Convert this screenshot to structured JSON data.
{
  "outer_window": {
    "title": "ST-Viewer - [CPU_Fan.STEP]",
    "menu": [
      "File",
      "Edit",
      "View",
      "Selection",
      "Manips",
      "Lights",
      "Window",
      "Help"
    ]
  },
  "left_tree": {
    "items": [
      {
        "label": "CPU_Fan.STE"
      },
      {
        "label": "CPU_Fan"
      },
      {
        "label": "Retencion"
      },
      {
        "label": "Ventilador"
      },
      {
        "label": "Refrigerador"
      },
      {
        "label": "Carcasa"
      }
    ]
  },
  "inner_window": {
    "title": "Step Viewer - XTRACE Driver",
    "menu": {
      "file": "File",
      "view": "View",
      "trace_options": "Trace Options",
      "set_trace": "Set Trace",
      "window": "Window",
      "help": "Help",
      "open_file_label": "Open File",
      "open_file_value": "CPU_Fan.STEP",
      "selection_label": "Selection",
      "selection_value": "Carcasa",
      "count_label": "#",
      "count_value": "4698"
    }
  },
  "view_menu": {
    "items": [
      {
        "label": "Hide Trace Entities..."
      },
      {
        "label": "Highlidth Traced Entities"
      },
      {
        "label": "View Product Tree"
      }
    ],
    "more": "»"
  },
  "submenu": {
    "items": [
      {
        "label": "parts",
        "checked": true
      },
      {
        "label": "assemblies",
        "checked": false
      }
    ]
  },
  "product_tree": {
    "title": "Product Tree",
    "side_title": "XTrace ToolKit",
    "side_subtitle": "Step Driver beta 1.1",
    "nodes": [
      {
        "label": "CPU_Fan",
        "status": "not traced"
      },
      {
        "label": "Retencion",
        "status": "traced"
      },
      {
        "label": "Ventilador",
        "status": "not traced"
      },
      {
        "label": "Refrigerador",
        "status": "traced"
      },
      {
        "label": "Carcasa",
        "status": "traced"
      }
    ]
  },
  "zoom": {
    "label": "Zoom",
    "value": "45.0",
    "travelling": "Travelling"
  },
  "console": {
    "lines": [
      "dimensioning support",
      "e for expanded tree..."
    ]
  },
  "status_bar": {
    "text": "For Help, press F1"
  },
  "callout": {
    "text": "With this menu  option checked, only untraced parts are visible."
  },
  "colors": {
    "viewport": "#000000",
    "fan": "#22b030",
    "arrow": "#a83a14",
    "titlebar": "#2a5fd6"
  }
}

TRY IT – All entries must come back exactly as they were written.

ANSWER TO THE PROBLEM –
Convert this screenshot to structured JSON data.
{
  "outer_window": {
    "title": "ST-Viewer - [CPU_Fan.STEP]",
    "menu": [
      "File",
      "Edit",
      "View",
      "Selection",
      "Manips",
      "Lights",
      "Window",
      "Help"
    ]
  },
  "left_tree": {
    "items": [
      {
        "label": "CPU_Fan.STE"
      },
      {
        "label": "CPU_Fan"
      },
      {
        "label": "Retencion"
      },
      {
        "label": "Ventilador"
      },
      {
        "label": "Refrigerador"
      },
      {
        "label": "Carcasa"
      }
    ]
  },
  "inner_window": {
    "title": "Step Viewer - XTRACE Driver",
    "menu": {
      "file": "File",
      "view": "View",
      "trace_options": "Trace Options",
      "set_trace": "Set Trace",
      "window": "Window",
      "help": "Help",
      "open_file_label": "Open File",
      "open_file_value": "CPU_Fan.STEP",
      "selection_label": "Selection",
      "selection_value": "Carcasa",
      "count_label": "#",
      "count_value": "4698"
    }
  },
  "view_menu": {
    "items": [
      {
        "label": "Hide Trace Entities..."
      },
      {
        "label": "Highlidth Traced Entities"
      },
      {
        "label": "View Product Tree"
      }
    ],
    "more": "»"
  },
  "submenu": {
    "items": [
      {
        "label": "parts",
        "checked": true
      },
      {
        "label": "assemblies",
        "checked": false
      }
    ]
  },
  "product_tree": {
    "title": "Product Tree",
    "side_title": "XTrace ToolKit",
    "side_subtitle": "Step Driver beta 1.1",
    "nodes": [
      {
        "label": "CPU_Fan",
        "status": "not traced"
      },
      {
        "label": "Retencion",
        "status": "traced"
      },
      {
        "label": "Ventilador",
        "status": "not traced"
      },
      {
        "label": "Refrigerador",
        "status": "traced"
      },
      {
        "label": "Carcasa",
        "status": "traced"
      }
    ]
  },
  "zoom": {
    "label": "Zoom",
    "value": "45.0",
    "travelling": "Travelling"
  },
  "console": {
    "lines": [
      "dimensioning support",
      "e for expanded tree..."
    ]
  },
  "status_bar": {
    "text": "For Help, press F1"
  },
  "callout": {
    "text": "With this menu  option checked, only untraced parts are visible."
  },
  "colors": {
    "viewport": "#000000",
    "fan": "#22b030",
    "arrow": "#a83a14",
    "titlebar": "#2a5fd6"
  }
}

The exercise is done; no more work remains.